« Reply #113 on: January 13, 2018, 06:31:30 AM »
Quote

SNIP!

Nowadays it seems that just about every podunk town has a piercing/tattoo parlor on every corner.  Those places will sell piercing jewelry consisting of a couple of steel or titanium balls, threaded to accept a post.  Sizes range from 3mm to 8mm diameter ball and with a post length of up to ~24mm.  This jewelry is available for somewhere in the 5.00 range. 

You can use the threaded balls and posts in valves, governors, or put 'em in your  :bugeye:

Just a thought.

Josh, thank you for that.   :mmr:   :nrocks:   :mmr:   :nrocks: 

I have a few microscope attachments with broken operating levers.  The levers comprise a thin stem with a tapped (about 10 BA) ball (about ⅛" diameter) on the end.  OK, I OUGHT to be able to make replacements but parts that small are a bit fiddly and time is short.  Maybe you've just alerted me to a workaround.

Hey!  Where did that 'spell Check' button come from?  I've never noticed it before!!!! 
Best regards,

Pete W.

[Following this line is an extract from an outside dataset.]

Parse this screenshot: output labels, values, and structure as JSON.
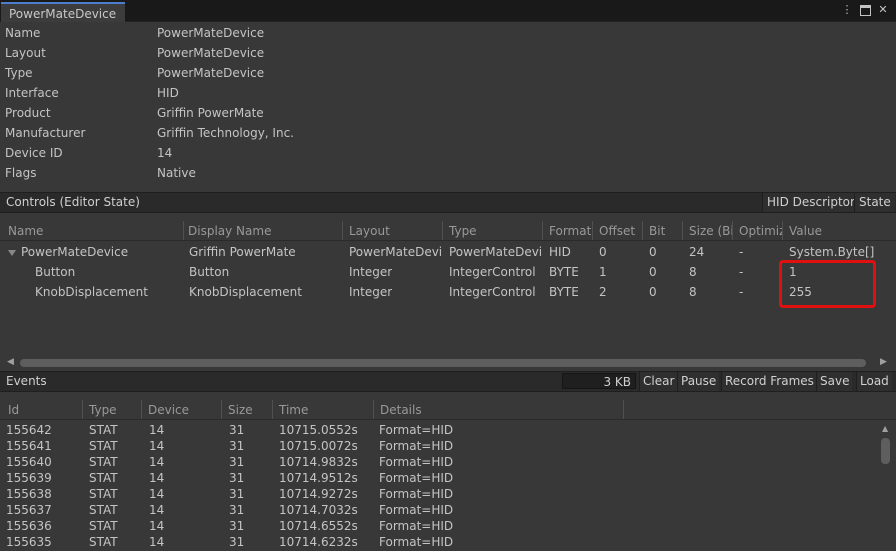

If you can keep your head when all about you are losing theirs, you haven't seen the latest design change-note!